Artificial Intelligence-Based System Spots Stomach Cancer
Within a minute, the neural network correctly detected 92 percent of lesions in thousands of endoscopic images.
Stomach cancer is a leading cause of cancer-related deaths worldwide. Currently, doctors believe the most effective way to reduce stomach cancer mortality is through endoscopic detection at an early stage. Yet the standard endoscopic test for diagnosing gastric cancer is associated with a high false negative rate.
To tackle this problem, researchers recently constructed an artificial intelligence-based diagnostic system using a convolutional neural network that simulates the human brain. The study, which was published Jan. 15 in Gastric Cancer, is the first to evaluate the ability of a convolutional neural network to detect gastric cancer in endoscopic images, according to the authors.
The convolutional neural network was first trained on more than 13,000 endoscopic images of gastric cancer. During the test phase, the system took only 47 seconds to analyze a separate set of 2,296 stomach images collected from 69 patients with gastric cancer. The convolutional neural network showed an overall sensitivity of 92.2 percent, correctly diagnosing 71 of the 77 gastric cancer lesions.
However, only 71 of the 232 lesions diagnosed as gastric cancer were actually cancerous, resulting in a positive predictive value of 30.6 percent.

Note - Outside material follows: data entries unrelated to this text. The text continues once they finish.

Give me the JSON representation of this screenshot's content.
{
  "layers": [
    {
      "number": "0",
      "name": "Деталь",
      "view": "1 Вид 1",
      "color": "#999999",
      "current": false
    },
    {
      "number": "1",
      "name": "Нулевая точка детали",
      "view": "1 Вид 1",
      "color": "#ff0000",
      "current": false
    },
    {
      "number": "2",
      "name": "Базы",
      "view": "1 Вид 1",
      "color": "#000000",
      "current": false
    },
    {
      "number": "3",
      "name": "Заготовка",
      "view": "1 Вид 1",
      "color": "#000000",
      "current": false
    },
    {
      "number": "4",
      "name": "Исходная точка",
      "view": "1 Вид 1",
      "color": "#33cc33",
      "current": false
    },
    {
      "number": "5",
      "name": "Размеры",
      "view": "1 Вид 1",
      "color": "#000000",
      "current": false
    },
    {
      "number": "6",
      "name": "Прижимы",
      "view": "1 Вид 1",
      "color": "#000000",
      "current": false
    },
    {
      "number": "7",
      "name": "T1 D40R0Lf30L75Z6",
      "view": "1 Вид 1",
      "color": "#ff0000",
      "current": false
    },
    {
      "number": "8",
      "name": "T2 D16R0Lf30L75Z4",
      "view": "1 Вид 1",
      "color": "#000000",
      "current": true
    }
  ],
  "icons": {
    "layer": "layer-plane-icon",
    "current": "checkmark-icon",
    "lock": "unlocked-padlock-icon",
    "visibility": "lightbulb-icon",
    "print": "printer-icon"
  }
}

According to the authors, this figure is clinically acceptable because false negatives are more problematic than false positives in diagnosing gastric cancer.
Because the procedure can be performed completely online, it might one day be used as a telemedicine tool to address the problem of insufficient numbers of endoscopists in rural areas as well as in developing countries, the researchers write.